START SUPPLIED INFORMATION

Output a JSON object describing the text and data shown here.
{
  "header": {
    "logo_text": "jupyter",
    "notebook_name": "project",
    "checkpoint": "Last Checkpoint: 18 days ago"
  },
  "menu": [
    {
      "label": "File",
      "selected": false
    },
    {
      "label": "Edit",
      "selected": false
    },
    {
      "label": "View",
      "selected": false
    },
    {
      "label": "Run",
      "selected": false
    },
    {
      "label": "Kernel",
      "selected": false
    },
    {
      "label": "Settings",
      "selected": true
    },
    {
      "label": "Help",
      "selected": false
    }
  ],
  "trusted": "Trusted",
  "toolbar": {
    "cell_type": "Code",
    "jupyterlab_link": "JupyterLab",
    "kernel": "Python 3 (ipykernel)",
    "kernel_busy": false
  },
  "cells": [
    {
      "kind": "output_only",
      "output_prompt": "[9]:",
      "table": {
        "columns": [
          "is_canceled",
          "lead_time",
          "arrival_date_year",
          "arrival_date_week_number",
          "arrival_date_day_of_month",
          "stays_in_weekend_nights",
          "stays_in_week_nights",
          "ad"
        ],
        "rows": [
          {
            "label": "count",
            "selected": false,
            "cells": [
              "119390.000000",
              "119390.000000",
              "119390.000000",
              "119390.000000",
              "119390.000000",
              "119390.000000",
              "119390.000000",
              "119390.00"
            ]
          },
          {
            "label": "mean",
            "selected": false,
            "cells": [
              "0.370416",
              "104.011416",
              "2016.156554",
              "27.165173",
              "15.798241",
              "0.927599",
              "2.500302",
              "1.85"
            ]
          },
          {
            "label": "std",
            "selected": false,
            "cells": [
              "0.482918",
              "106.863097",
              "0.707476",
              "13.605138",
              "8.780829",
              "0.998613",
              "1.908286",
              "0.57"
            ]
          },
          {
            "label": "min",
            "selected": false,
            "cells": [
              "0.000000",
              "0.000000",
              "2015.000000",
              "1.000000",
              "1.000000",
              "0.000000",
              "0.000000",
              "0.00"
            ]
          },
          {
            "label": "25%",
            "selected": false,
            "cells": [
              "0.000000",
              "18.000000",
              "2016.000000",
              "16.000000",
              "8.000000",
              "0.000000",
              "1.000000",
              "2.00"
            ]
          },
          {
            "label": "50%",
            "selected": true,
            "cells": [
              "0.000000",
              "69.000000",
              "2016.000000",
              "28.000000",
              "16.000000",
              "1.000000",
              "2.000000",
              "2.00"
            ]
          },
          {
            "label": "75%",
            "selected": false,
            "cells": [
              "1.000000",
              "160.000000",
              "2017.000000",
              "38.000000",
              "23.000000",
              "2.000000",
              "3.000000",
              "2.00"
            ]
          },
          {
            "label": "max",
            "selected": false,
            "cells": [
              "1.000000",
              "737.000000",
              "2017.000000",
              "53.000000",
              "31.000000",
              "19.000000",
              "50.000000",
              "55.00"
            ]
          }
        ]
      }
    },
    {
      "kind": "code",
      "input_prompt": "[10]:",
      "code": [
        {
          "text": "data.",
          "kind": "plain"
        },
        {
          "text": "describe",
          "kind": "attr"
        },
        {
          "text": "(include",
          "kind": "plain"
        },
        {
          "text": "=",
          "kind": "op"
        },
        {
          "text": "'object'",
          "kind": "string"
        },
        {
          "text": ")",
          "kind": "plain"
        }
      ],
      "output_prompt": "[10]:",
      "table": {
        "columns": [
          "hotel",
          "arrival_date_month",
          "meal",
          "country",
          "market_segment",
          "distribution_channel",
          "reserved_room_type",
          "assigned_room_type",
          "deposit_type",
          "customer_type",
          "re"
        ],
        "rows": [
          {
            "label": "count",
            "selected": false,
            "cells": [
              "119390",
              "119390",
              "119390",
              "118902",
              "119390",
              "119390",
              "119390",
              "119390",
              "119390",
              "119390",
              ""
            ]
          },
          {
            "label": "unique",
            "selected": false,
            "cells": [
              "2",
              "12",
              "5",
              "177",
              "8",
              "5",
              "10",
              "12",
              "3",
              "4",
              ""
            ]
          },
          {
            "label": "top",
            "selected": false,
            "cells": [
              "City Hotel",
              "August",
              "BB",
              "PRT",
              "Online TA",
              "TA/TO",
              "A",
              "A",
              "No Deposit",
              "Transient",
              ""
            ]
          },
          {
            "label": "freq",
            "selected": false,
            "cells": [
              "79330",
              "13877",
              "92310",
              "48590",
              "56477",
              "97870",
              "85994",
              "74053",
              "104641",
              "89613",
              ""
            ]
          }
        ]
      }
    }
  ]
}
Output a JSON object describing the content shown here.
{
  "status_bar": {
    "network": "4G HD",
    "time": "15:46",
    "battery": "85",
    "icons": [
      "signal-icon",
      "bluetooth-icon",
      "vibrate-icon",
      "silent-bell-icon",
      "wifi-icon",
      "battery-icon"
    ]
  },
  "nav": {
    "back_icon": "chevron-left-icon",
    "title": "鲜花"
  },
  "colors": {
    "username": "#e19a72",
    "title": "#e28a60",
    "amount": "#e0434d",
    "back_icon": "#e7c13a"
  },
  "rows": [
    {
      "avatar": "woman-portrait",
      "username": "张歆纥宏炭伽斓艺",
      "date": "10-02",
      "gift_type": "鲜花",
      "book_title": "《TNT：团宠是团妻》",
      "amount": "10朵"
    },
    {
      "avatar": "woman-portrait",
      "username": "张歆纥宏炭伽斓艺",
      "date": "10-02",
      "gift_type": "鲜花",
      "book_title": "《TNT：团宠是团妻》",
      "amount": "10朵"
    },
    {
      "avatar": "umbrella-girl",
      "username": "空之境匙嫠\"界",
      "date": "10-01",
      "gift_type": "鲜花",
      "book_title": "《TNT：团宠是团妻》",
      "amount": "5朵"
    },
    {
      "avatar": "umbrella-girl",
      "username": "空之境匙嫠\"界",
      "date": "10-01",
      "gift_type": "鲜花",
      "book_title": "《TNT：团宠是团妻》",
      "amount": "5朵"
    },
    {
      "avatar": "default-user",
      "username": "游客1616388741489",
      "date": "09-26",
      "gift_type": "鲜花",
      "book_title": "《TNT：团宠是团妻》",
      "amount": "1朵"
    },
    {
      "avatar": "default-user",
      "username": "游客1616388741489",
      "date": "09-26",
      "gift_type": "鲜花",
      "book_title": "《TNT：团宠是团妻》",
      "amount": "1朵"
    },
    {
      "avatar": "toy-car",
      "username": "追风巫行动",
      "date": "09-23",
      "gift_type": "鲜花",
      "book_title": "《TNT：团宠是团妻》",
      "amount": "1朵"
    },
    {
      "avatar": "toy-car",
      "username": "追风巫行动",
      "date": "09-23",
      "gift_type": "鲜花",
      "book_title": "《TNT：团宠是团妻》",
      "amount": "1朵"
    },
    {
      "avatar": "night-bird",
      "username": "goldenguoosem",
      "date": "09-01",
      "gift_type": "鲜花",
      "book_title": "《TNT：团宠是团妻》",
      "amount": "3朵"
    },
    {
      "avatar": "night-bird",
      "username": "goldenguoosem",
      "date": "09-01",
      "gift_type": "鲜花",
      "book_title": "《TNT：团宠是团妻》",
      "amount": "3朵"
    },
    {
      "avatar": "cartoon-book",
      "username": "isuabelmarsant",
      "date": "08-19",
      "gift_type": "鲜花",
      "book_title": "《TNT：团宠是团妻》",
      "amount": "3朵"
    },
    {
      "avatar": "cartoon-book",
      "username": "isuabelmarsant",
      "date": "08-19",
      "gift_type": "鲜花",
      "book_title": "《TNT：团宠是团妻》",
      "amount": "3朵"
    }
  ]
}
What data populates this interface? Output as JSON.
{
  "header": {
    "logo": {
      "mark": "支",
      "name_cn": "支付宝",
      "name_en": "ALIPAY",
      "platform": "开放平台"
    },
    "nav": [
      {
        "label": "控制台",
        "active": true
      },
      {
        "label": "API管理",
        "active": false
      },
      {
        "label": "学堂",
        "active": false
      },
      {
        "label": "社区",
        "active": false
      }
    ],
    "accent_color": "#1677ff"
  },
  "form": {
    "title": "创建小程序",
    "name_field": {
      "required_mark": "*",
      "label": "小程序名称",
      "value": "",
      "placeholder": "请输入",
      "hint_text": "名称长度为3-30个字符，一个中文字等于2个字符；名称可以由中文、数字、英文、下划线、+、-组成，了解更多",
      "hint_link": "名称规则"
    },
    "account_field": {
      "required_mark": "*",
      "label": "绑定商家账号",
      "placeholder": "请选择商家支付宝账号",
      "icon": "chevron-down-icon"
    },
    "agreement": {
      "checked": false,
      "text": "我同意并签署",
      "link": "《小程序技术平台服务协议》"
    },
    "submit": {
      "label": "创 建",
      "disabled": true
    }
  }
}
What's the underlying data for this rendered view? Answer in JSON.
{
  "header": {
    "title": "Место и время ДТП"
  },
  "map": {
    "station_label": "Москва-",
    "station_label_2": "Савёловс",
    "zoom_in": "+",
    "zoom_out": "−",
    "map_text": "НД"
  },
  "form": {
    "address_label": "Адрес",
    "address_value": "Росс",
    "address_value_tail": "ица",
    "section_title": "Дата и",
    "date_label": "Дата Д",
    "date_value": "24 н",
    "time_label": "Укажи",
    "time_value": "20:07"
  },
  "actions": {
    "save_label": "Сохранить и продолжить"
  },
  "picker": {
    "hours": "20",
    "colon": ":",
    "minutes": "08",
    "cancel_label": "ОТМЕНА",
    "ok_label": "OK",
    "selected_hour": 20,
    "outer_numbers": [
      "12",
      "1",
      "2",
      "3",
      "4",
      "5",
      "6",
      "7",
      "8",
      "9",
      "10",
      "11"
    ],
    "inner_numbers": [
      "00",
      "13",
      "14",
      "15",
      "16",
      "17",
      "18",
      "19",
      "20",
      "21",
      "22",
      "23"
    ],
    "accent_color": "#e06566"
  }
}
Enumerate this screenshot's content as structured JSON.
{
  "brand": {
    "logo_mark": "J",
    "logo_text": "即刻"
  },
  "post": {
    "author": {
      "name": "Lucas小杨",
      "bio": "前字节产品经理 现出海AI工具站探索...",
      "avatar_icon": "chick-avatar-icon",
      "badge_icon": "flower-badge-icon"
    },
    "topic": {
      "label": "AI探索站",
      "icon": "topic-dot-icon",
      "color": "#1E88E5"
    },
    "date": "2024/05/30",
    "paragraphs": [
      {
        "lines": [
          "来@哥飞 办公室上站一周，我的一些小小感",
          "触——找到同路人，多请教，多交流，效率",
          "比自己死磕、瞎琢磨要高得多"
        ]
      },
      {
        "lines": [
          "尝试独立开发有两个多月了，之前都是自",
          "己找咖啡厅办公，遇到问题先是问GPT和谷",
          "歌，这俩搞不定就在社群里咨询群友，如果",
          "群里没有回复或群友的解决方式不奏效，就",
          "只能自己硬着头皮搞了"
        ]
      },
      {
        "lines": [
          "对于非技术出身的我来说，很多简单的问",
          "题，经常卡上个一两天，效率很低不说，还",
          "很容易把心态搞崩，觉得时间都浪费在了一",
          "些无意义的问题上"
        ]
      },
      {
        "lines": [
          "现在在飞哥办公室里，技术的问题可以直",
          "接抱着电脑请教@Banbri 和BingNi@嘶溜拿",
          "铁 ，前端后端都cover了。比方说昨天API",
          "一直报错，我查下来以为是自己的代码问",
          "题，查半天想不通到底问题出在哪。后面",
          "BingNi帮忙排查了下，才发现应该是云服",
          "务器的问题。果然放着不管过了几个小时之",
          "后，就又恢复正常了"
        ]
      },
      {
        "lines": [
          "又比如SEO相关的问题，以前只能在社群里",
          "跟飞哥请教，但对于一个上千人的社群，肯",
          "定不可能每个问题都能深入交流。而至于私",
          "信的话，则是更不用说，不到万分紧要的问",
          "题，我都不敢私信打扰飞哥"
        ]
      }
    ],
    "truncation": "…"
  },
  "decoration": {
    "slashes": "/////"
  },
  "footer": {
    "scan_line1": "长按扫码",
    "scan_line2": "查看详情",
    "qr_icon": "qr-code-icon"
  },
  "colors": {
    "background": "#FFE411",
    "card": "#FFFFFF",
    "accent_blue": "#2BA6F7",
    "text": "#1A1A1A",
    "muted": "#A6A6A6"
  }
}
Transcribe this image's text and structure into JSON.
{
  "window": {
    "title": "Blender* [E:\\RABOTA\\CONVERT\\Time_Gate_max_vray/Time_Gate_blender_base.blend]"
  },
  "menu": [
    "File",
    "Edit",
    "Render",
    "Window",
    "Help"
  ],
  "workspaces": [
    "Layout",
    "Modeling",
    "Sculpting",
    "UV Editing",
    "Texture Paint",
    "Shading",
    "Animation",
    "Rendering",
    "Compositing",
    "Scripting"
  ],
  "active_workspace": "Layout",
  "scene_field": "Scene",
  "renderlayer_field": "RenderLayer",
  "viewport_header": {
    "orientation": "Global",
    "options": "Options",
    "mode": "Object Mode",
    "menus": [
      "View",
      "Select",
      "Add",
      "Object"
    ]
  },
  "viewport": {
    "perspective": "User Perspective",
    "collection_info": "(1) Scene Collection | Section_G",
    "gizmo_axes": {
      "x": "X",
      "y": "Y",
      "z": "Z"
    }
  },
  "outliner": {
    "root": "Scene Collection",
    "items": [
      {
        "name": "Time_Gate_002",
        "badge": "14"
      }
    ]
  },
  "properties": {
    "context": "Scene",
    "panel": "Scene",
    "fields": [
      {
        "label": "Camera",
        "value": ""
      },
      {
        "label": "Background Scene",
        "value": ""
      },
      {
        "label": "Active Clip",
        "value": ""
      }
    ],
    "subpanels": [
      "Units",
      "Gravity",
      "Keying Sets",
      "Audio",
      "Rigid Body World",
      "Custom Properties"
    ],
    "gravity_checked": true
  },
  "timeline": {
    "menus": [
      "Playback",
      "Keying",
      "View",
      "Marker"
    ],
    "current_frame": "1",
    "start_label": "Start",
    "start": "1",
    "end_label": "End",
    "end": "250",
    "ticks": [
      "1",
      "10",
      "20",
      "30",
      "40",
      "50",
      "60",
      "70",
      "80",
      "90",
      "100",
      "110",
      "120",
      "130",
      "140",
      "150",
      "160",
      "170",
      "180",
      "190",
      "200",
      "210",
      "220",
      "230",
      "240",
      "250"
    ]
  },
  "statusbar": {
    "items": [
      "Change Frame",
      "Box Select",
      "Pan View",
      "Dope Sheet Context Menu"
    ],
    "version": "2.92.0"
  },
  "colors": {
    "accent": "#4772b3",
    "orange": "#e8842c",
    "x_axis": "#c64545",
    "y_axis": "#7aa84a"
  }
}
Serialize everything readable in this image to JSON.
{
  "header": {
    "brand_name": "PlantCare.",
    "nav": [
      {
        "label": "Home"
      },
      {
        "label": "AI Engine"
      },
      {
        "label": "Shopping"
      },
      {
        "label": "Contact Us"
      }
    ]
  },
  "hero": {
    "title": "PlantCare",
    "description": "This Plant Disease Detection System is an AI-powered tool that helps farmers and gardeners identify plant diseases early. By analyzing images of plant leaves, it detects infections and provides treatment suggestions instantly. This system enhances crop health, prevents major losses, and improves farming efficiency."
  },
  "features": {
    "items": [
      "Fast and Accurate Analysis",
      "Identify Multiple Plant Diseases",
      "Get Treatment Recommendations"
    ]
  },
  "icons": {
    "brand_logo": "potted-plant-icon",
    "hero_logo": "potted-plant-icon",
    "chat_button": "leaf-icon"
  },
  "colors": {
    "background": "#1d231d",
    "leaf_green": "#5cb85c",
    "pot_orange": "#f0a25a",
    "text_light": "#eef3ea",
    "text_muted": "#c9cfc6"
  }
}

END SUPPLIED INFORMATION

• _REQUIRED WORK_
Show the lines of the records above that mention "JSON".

• _OUTPUT FOR THIS EXERCISE_
Output a JSON object describing the text and data shown here.
Output a JSON object describing the content shown here.
What data populates this interface? Output as JSON.
What's the underlying data for this rendered view? Answer in JSON.
Enumerate this screenshot's content as structured JSON.
Transcribe this image's text and structure into JSON.
Serialize everything readable in this image to JSON.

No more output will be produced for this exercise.